In a presentation, district general counsel Brian Accardo said the law that laid out how the district should proceed on the project said leases should be negotiated.
Much of his presentation dwelt on what he described as bigger obstacles: finalizing a design with the U.S. Army Corps of Engineers and getting the feds to partly pay for cleaning water, typically a state responsibility, and awaiting the outcome of a lawsuit over state environmental money that could complicate maintaining the project.
Accardo later said the district is not required to give notice on a vote and the law itself served as notice because it spelled out steps for negotiating leases.
“The law requires us to expedite the project,” he said.
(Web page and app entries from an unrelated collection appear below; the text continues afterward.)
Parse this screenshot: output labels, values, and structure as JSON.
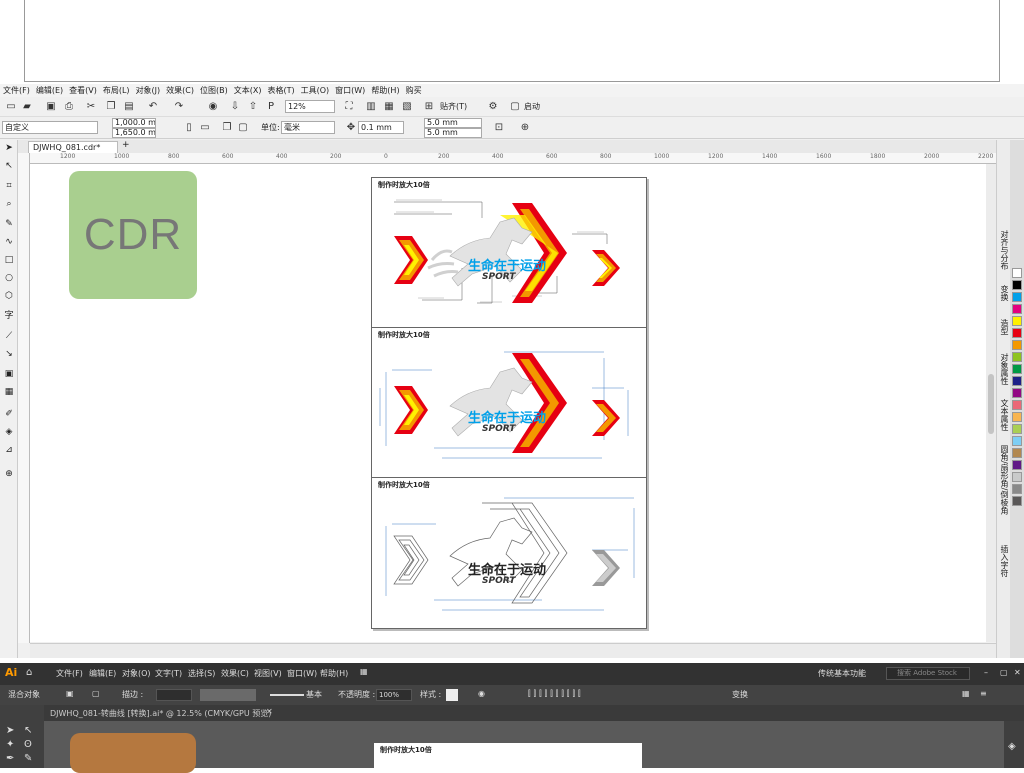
{
  "cdr": {
    "menu": [
      "文件(F)",
      "编辑(E)",
      "查看(V)",
      "布局(L)",
      "对象(J)",
      "效果(C)",
      "位图(B)",
      "文本(X)",
      "表格(T)",
      "工具(O)",
      "窗口(W)",
      "帮助(H)",
      "购买"
    ],
    "toolbar": {
      "zoom": "12%",
      "snap_label": "贴齐(T)",
      "launch_label": "启动"
    },
    "props": {
      "page_size": "自定义",
      "width": "1,000.0 mm",
      "height": "1,650.0 mm",
      "unit_label": "单位:",
      "unit": "毫米",
      "nudge": "0.1 mm",
      "dup_x": "5.0 mm",
      "dup_y": "5.0 mm"
    },
    "doc_tab": "DJWHQ_081.cdr*",
    "ruler_ticks": [
      "1200",
      "1000",
      "800",
      "600",
      "400",
      "200",
      "0",
      "200",
      "400",
      "600",
      "800",
      "1000",
      "1200",
      "1400",
      "1600",
      "1800",
      "2000",
      "2200"
    ],
    "logo_text": "CDR",
    "panels": [
      {
        "title": "制作时放大10倍"
      },
      {
        "title": "制作时放大10倍"
      },
      {
        "title": "制作时放大10倍"
      }
    ],
    "artwork": {
      "chinese": "生命在于运动",
      "sport": "SPORT"
    },
    "dock": [
      "对齐与分布",
      "变换",
      "造型",
      "对象属性",
      "文本属性",
      "圆角/扇形角/倒棱角",
      "插入字符"
    ],
    "palette": [
      "#ffffff",
      "#000000",
      "#00a0e9",
      "#e4007f",
      "#fff100",
      "#e60012",
      "#f39800",
      "#8fc31f",
      "#009944",
      "#1d2088",
      "#920783",
      "#eb6877",
      "#f8b551",
      "#aacf53",
      "#7ecef4",
      "#b28850",
      "#601986",
      "#c9caca",
      "#898989",
      "#595757"
    ]
  },
  "ai": {
    "logo": "Ai",
    "menu": [
      "文件(F)",
      "编辑(E)",
      "对象(O)",
      "文字(T)",
      "选择(S)",
      "效果(C)",
      "视图(V)",
      "窗口(W)",
      "帮助(H)"
    ],
    "workspace": "传统基本功能",
    "search_placeholder": "搜索 Adobe Stock",
    "control": {
      "mixed_objects": "混合对象",
      "stroke_label": "描边 :",
      "basic": "基本",
      "opacity_label": "不透明度 :",
      "opacity": "100%",
      "style_label": "样式 :",
      "transform": "变换"
    },
    "doc_tab": "DJWHQ_081-转曲线 [转换].ai* @ 12.5% (CMYK/GPU 预览)",
    "page_title": "制作时放大10倍"
  }
}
But under Florida law, rules generally require reasonable notice of pending decisions to allow the public sufficient time to comment, said Barbara Peterson, president of Florida’s First Amendment Foundation.
“The water management district must allow a reasonable opportunity for the public to be heard on those items coming before it for a vote,” she said in an email.
Environmentalists say the bigger issue is extending the lease ties up the land, which could be used to store water in a system that is struggling with high water. After hearing little about the lease and knowing the lease was due to expire in March, the Everglades Foundation sent a records request on Oct. 29 to learn more about progress, Estenoz said. When a staff attorney spotted the agenda item, she followed up on the request. The district finally provided the records Wednesday, Estenoz said.
“They just sent a very clear signal to the Governor-elect DeSantis and Congressman Mast and frankly to Gov. Scott that we really don’t have any interest in working with you,” she said. “I’m genuinely shocked. Usually appointed officials are very respectful of the electoral process, so clearly it’s time for a change at the water management district.”
Follow Jenny Staletovich on Twitter @jenstaletovich
Read more here: https://www.miamiherald.com/news/local/environment/article221346375.html#storylink=cpy